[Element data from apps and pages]
+===+
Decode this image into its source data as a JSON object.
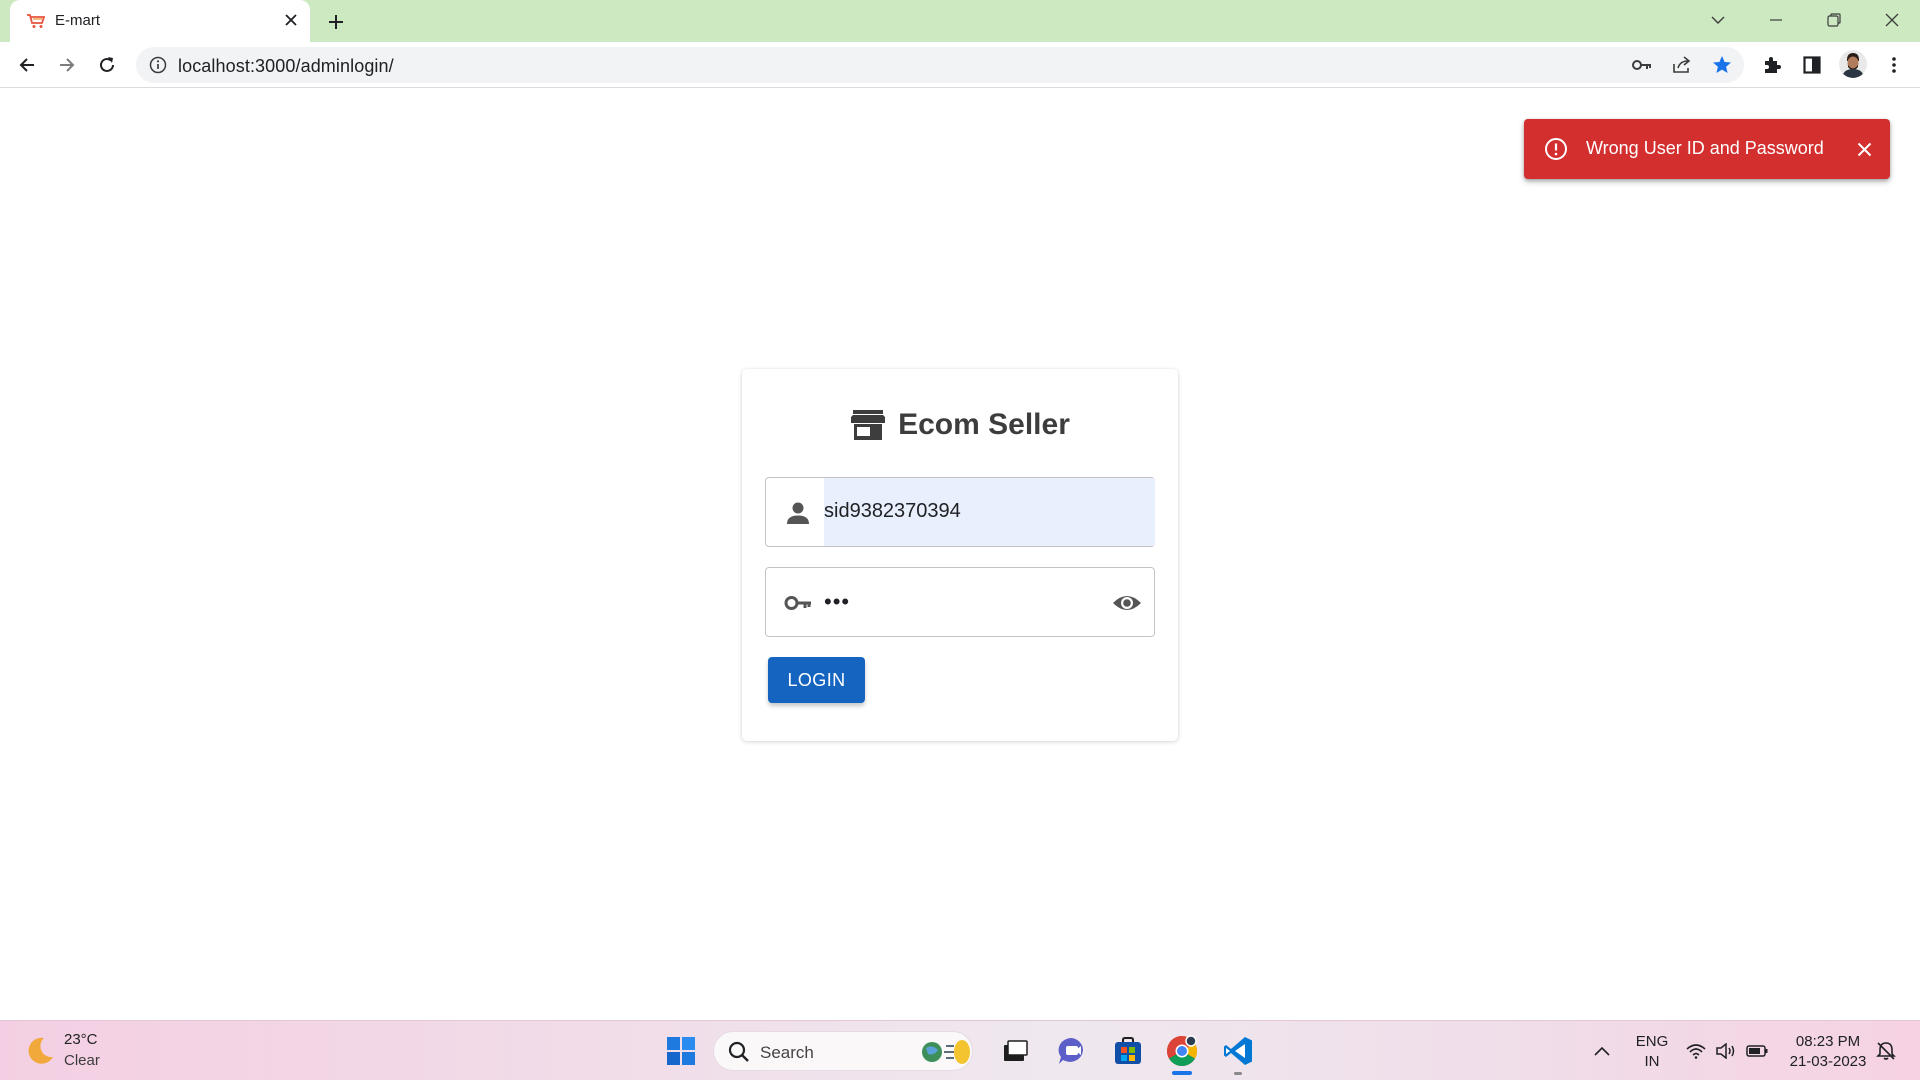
{
  "browser": {
    "tab_title": "E-mart",
    "url": "localhost:3000/adminlogin/"
  },
  "toast": {
    "message": "Wrong User ID and Password",
    "color": "#d32f2f"
  },
  "login": {
    "title": "Ecom Seller",
    "username_value": "sid9382370394",
    "password_mask": "•••",
    "login_label": "LOGIN",
    "button_color": "#1565c0"
  },
  "taskbar": {
    "temperature": "23°C",
    "weather": "Clear",
    "search_label": "Search",
    "language": "ENG",
    "region": "IN",
    "time": "08:23 PM",
    "date": "21-03-2023"
  }
}
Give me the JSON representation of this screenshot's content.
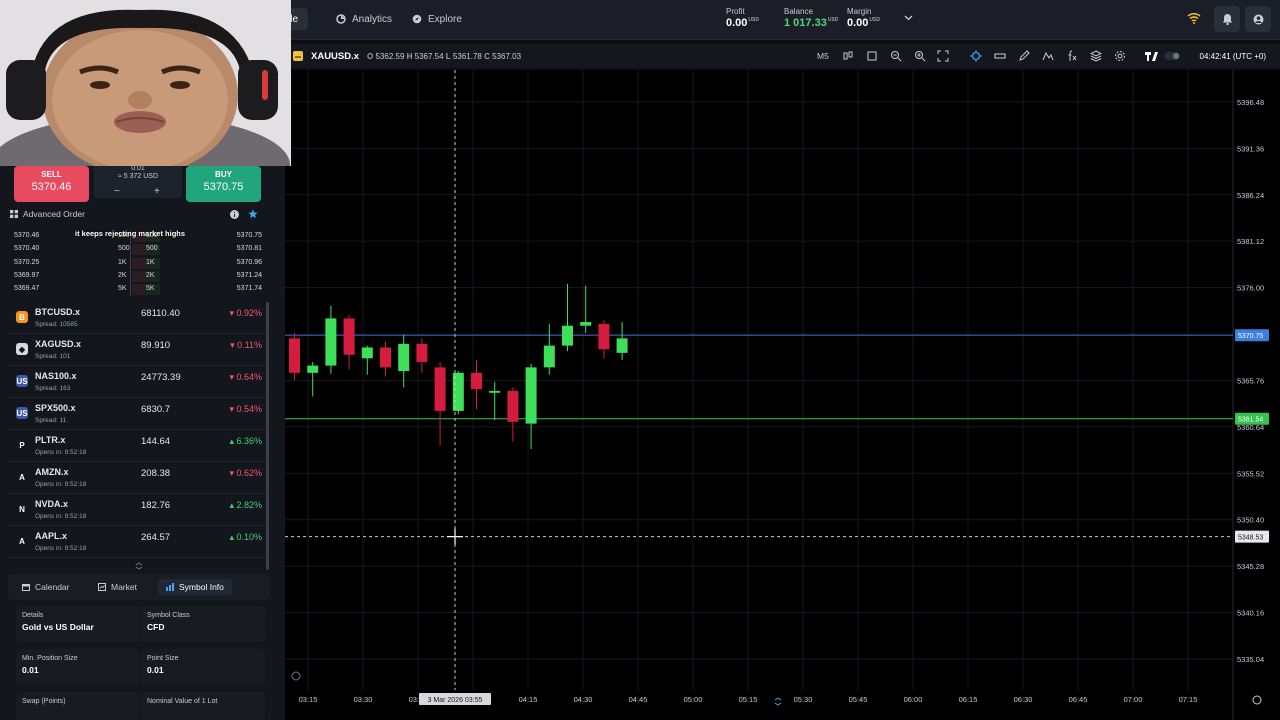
{
  "topbar": {
    "tabs": [
      {
        "label": "rade",
        "active": true
      },
      {
        "label": "Analytics",
        "active": false
      },
      {
        "label": "Explore",
        "active": false
      }
    ],
    "profit": {
      "label": "Profit",
      "value": "0.00",
      "unit": "USD"
    },
    "balance": {
      "label": "Balance",
      "value": "1 017.33",
      "unit": "USD"
    },
    "margin": {
      "label": "Margin",
      "value": "0.00",
      "unit": "USD"
    }
  },
  "order": {
    "sell_label": "SELL",
    "sell_price": "5370.46",
    "buy_label": "BUY",
    "buy_price": "5370.75",
    "qty": "0.01",
    "qty_usd": "≈ 5 372 USD",
    "minus": "−",
    "plus": "+",
    "advanced_label": "Advanced Order"
  },
  "depth": [
    {
      "bid_price": "5370.46",
      "bid_size": "100",
      "ask_size": "100",
      "ask_price": "5370.75"
    },
    {
      "bid_price": "5370.40",
      "bid_size": "500",
      "ask_size": "500",
      "ask_price": "5370.81"
    },
    {
      "bid_price": "5370.25",
      "bid_size": "1K",
      "ask_size": "1K",
      "ask_price": "5370.96"
    },
    {
      "bid_price": "5369.97",
      "bid_size": "2K",
      "ask_size": "2K",
      "ask_price": "5371.24"
    },
    {
      "bid_price": "5369.47",
      "bid_size": "5K",
      "ask_size": "5K",
      "ask_price": "5371.74"
    }
  ],
  "caption": "it keeps rejecting market highs",
  "watchlist": [
    {
      "symbol": "BTCUSD.x",
      "sub": "Spread: 10585",
      "price": "68110.40",
      "change": "0.92%",
      "dir": "neg",
      "icon": "B",
      "icon_bg": "#f7931a"
    },
    {
      "symbol": "XAGUSD.x",
      "sub": "Spread: 101",
      "price": "89.910",
      "change": "0.11%",
      "dir": "neg",
      "icon": "◆",
      "icon_bg": "#d6d8dc"
    },
    {
      "symbol": "NAS100.x",
      "sub": "Spread: 163",
      "price": "24773.39",
      "change": "0.64%",
      "dir": "neg",
      "icon": "US",
      "icon_bg": "#3c5aa6"
    },
    {
      "symbol": "SPX500.x",
      "sub": "Spread: 11",
      "price": "6830.7",
      "change": "0.54%",
      "dir": "neg",
      "icon": "US",
      "icon_bg": "#3c5aa6"
    },
    {
      "symbol": "PLTR.x",
      "sub": "Opens in: 9:52:18",
      "price": "144.64",
      "change": "6.36%",
      "dir": "pos",
      "icon": "P",
      "icon_bg": "#13161c"
    },
    {
      "symbol": "AMZN.x",
      "sub": "Opens in: 9:52:18",
      "price": "208.38",
      "change": "0.62%",
      "dir": "neg",
      "icon": "A",
      "icon_bg": "#13161c"
    },
    {
      "symbol": "NVDA.x",
      "sub": "Opens in: 9:52:18",
      "price": "182.76",
      "change": "2.82%",
      "dir": "pos",
      "icon": "N",
      "icon_bg": "#13161c"
    },
    {
      "symbol": "AAPL.x",
      "sub": "Opens in: 9:52:18",
      "price": "264.57",
      "change": "0.10%",
      "dir": "pos",
      "icon": "A",
      "icon_bg": "#13161c"
    }
  ],
  "bottom_tabs": [
    {
      "label": "Calendar",
      "active": false
    },
    {
      "label": "Market",
      "active": false
    },
    {
      "label": "Symbol Info",
      "active": true
    }
  ],
  "symbol_info": [
    {
      "label": "Details",
      "value": "Gold vs US Dollar"
    },
    {
      "label": "Symbol Class",
      "value": "CFD"
    },
    {
      "label": "Min. Position Size",
      "value": "0.01"
    },
    {
      "label": "Point Size",
      "value": "0.01"
    },
    {
      "label": "Swap (Points)",
      "value": ""
    },
    {
      "label": "Nominal Value of 1 Lot",
      "value": ""
    }
  ],
  "chart_header": {
    "symbol": "XAUUSD.x",
    "open_label": "O",
    "open": "5362.59",
    "high_label": "H",
    "high": "5367.54",
    "low_label": "L",
    "low": "5361.78",
    "close_label": "C",
    "close": "5367.03",
    "timeframe": "M5",
    "clock": "04:42:41 (UTC +0)"
  },
  "chart_data": {
    "type": "candlestick",
    "y_ticks": [
      "5396.48",
      "5391.36",
      "5386.24",
      "5381.12",
      "5376.00",
      "5370.88",
      "5365.76",
      "5360.64",
      "5355.52",
      "5350.40",
      "5345.28",
      "5340.16",
      "5335.04"
    ],
    "ylim": [
      5332.5,
      5400.0
    ],
    "x_ticks": [
      "03:15",
      "03:30",
      "03:45",
      "04:00",
      "04:15",
      "04:30",
      "04:45",
      "05:00",
      "05:15",
      "05:30",
      "05:45",
      "06:00",
      "06:15",
      "06:30",
      "06:45",
      "07:00",
      "07:15"
    ],
    "crosshair_time": "3 Mar 2026 03:55",
    "crosshair_price": "5348.53",
    "ask_line": "5370.75",
    "bid_line": "5361.54",
    "candles": [
      {
        "o": 5370.4,
        "h": 5371.0,
        "l": 5365.8,
        "c": 5366.6
      },
      {
        "o": 5366.6,
        "h": 5367.8,
        "l": 5364.0,
        "c": 5367.4
      },
      {
        "o": 5367.4,
        "h": 5374.0,
        "l": 5366.5,
        "c": 5372.6
      },
      {
        "o": 5372.6,
        "h": 5373.0,
        "l": 5367.0,
        "c": 5368.6
      },
      {
        "o": 5368.2,
        "h": 5369.6,
        "l": 5366.4,
        "c": 5369.4
      },
      {
        "o": 5369.4,
        "h": 5370.0,
        "l": 5366.2,
        "c": 5367.2
      },
      {
        "o": 5366.8,
        "h": 5370.8,
        "l": 5365.0,
        "c": 5369.8
      },
      {
        "o": 5369.8,
        "h": 5370.4,
        "l": 5366.6,
        "c": 5367.8
      },
      {
        "o": 5367.2,
        "h": 5367.8,
        "l": 5358.6,
        "c": 5362.4
      },
      {
        "o": 5362.4,
        "h": 5366.8,
        "l": 5362.0,
        "c": 5366.6
      },
      {
        "o": 5366.6,
        "h": 5368.0,
        "l": 5362.6,
        "c": 5364.8
      },
      {
        "o": 5364.4,
        "h": 5365.6,
        "l": 5361.4,
        "c": 5364.6
      },
      {
        "o": 5364.6,
        "h": 5365.0,
        "l": 5359.0,
        "c": 5361.2
      },
      {
        "o": 5361.0,
        "h": 5367.6,
        "l": 5358.2,
        "c": 5367.2
      },
      {
        "o": 5367.2,
        "h": 5372.0,
        "l": 5366.4,
        "c": 5369.6
      },
      {
        "o": 5369.6,
        "h": 5376.4,
        "l": 5369.0,
        "c": 5371.8
      },
      {
        "o": 5371.8,
        "h": 5376.2,
        "l": 5371.0,
        "c": 5372.2
      },
      {
        "o": 5372.0,
        "h": 5372.4,
        "l": 5368.2,
        "c": 5369.2
      },
      {
        "o": 5368.8,
        "h": 5372.2,
        "l": 5368.0,
        "c": 5370.4
      }
    ]
  }
}
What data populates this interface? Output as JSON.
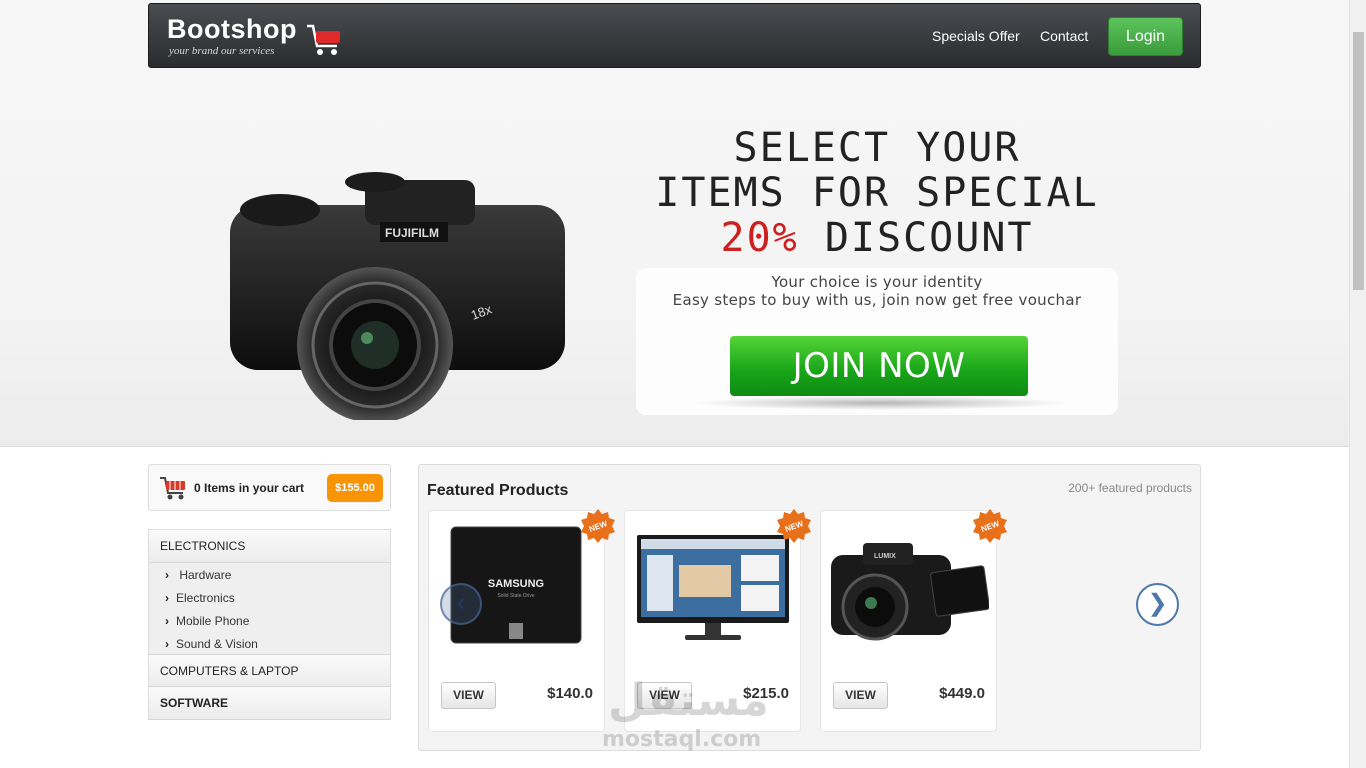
{
  "navbar": {
    "brand_name": "Bootshop",
    "brand_tagline": "your brand our services",
    "links": [
      "Specials Offer",
      "Contact"
    ],
    "login_label": "Login"
  },
  "hero": {
    "headline_line1": "SELECT YOUR",
    "headline_line2": "ITEMS FOR SPECIAL",
    "headline_percent": "20%",
    "headline_word": "DISCOUNT",
    "subtext_line1": "Your choice is your identity",
    "subtext_line2": "Easy steps to buy with us, join now get free vouchar",
    "join_label": "JOIN NOW",
    "camera_brand_text": "FUJIFILM",
    "camera_zoom_text": "18x"
  },
  "cart": {
    "text": "0 Items in your cart",
    "total": "$155.00"
  },
  "sidebar": {
    "categories": [
      {
        "label": "ELECTRONICS",
        "items": [
          "Hardware",
          "Electronics",
          "Mobile Phone",
          "Sound & Vision"
        ]
      },
      {
        "label": "COMPUTERS & LAPTOP",
        "items": []
      },
      {
        "label": "SOFTWARE",
        "items": []
      }
    ]
  },
  "featured": {
    "title": "Featured Products",
    "count_text": "200+ featured products",
    "badge_text": "NEW",
    "products": [
      {
        "view_label": "VIEW",
        "price": "$140.0",
        "image_text": "SAMSUNG",
        "image_subtext": "Solid State Drive"
      },
      {
        "view_label": "VIEW",
        "price": "$215.0"
      },
      {
        "view_label": "VIEW",
        "price": "$449.0",
        "image_text": "LUMIX"
      }
    ]
  },
  "carousel": {
    "prev_glyph": "‹",
    "next_glyph": "❯"
  },
  "watermark": {
    "arabic": "مستقل",
    "latin": "mostaql.com"
  },
  "colors": {
    "navbar": "#3a3c40",
    "login_green": "#4cb04d",
    "join_green": "#1aa61b",
    "discount_red": "#cc1f1f",
    "cart_badge_orange": "#f89406",
    "new_badge_orange": "#e8701a",
    "carousel_blue": "#4d79a8"
  }
}
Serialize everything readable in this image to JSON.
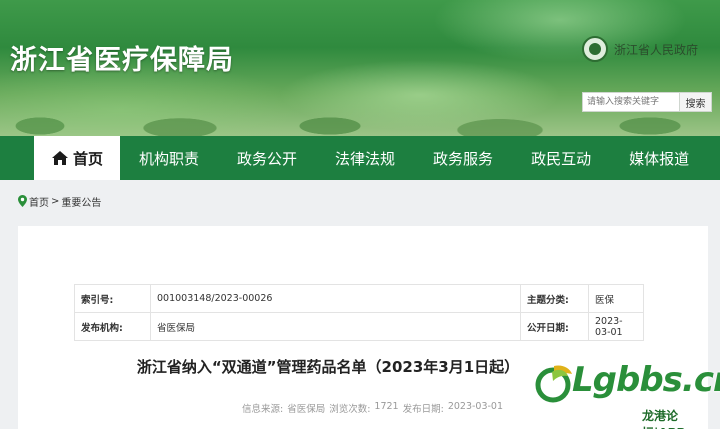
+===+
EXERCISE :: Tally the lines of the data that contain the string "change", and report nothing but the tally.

RESULT OF THE TASK :: 8